And local liquor stores are getting ready. When I talked to Jeff Kreston about the up coming chance to sell growlers at his two stores, he was very enthusiastic. “We are definitely going to take advantage of the new growler law in both our Wilmington and Middletown locations,” he relayed to me in an email conversation. “Growlers are a new step to get our craft beer customer more beers and allow customers to buy beer that might only be made in kegs.”
Which is a valid point. While it’s true that the breweries of Delaware make great shelf product, many of the best beers (IMHO) some of these breweries make are available in kegs only. A point that Mike Whitwell of Premier Wine and Spirits also eluded to when I asked him about the upcoming law, “Most of the beer from Twin Lakes is only available in kegs.”
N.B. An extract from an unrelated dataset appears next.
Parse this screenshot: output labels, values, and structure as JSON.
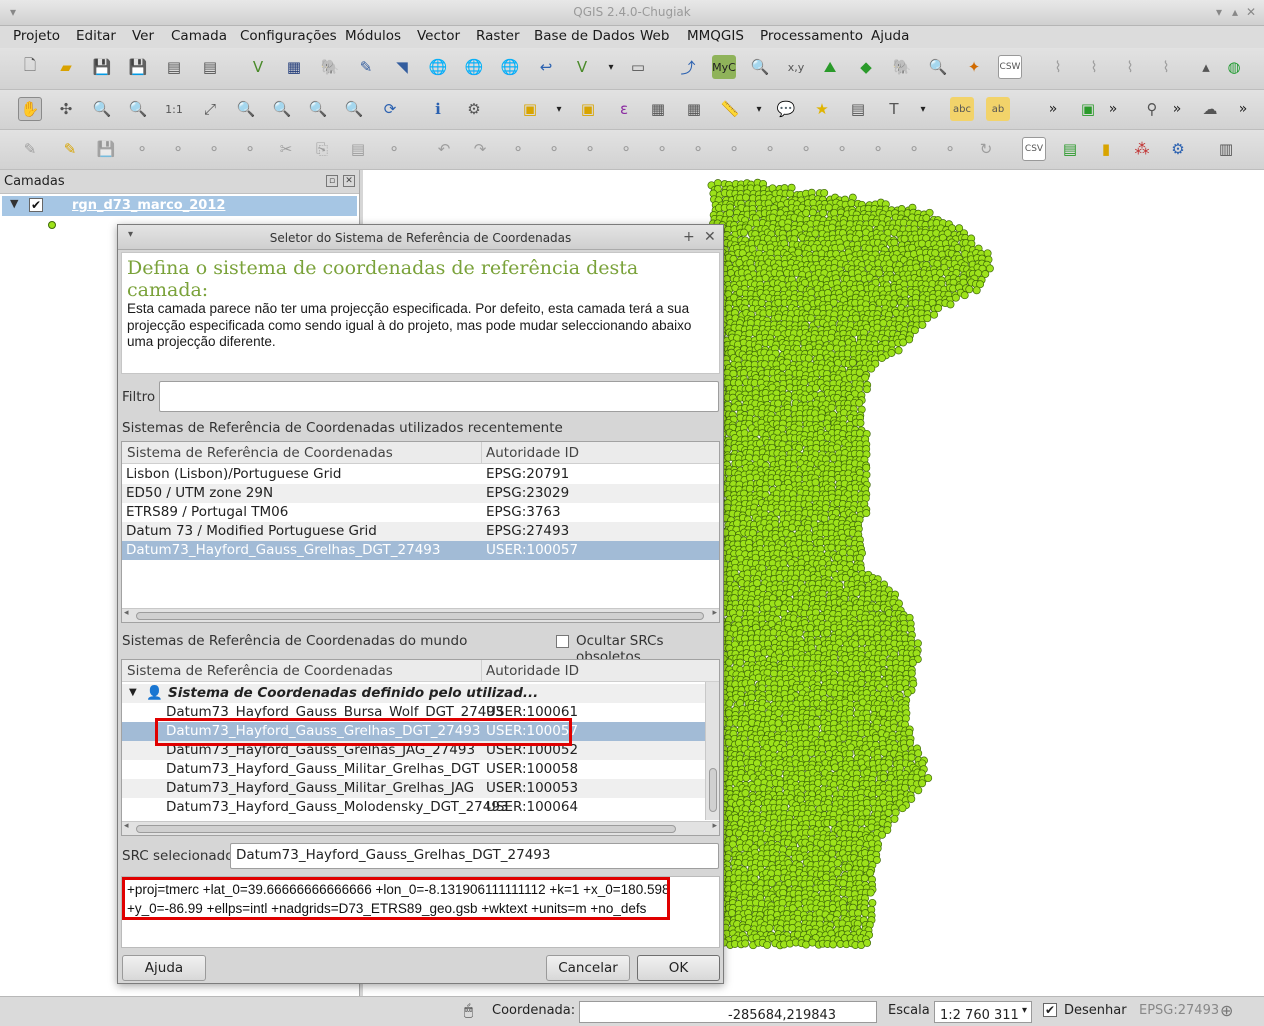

So is Premier ready? “We are investing thousands in state of the art Growler filling equipment and staff training to be a true destination for the BEER GEEKS OF DELAWARE!!!,” he stated in an email conversation. How soon after the law is passed will Premier be filling growlers for all of us beer geeks? “Our intention is to be up and selling within 48 hours of when the commissioner gives the green light!”
What can we expect as far as beers? Ed, Jeff and Mike have all indicated a strong pull toward local beers. “We will definitely be doing local since we are surrounded in DE with so many great breweries. Fordham, Dominion, Dogfish, 16 mile, Twin Lakes, etc,” Jeff said. “Last October we purchased a barrel of Knob Creek single barrel. The bourbon was bottled to sell in our stores and we took the barrel to our good friends at Fordham & Dominion Brewing Co. in Dover, DE and filled it with the amazing Double D double ipa. It has been aging and soon will be put in 1/6 kegs ready for our growlers!!!”
As for the rest? Well Jeff rounded it out, “We will defiantly do rare. We have some great connections with breweries already and plan to take advantage of it. We will offer beer that is not available in a can/bottle for most of our growlers.”
“Yes, Local will definitely be a key focus,” Mike wrote, indicating that “several beers from Twin Lakes, at least 1-2 of the current seasonal beers, and something from DogFish and Fordham” will be among the first beers to flow out of Premier’s system.
And Ed believes that when Peco’s entire system is up and running, about half of the taps available would be local beers, while the other half would be dedicated to beers from other areas.
So just how many taps are we talking about? Well, while the vision of a small kegerator sitting in the back of your local store with a couple of taps could be the case in some smaller liquor stores, these major players in the local beer market are jumping in with both feet as Jeff pointed out, “We are still considering all our options but we think we will have 8-12 taps to start our growler sales in both stores.”
Mike offered, “We are going to start with 4-6 taps. We’ll see but our goal is to have 8+ taps.”
Ed also indicated that his family’s store was fully committed to this endeavor, “We currently have two Micro Matic 8 tap systems sitting in Philly.” According to Ed, Peco’s will start with 8 taps not long after the bill is signed into law and hope to have the second 8 (Ed is still considering the possibility of going as high as 24 taps) up and running full time by labor day, “We have to wait for the renovations to be fully done.”
Fair enough. After all, all this was just so Ed could get that renovation done. Remember?
[The author would like to kindly thank Mike Whitwell, Jeff Kreston and Ed Mulvihill, for giving me some of their valuable time to allow me to write this post. ]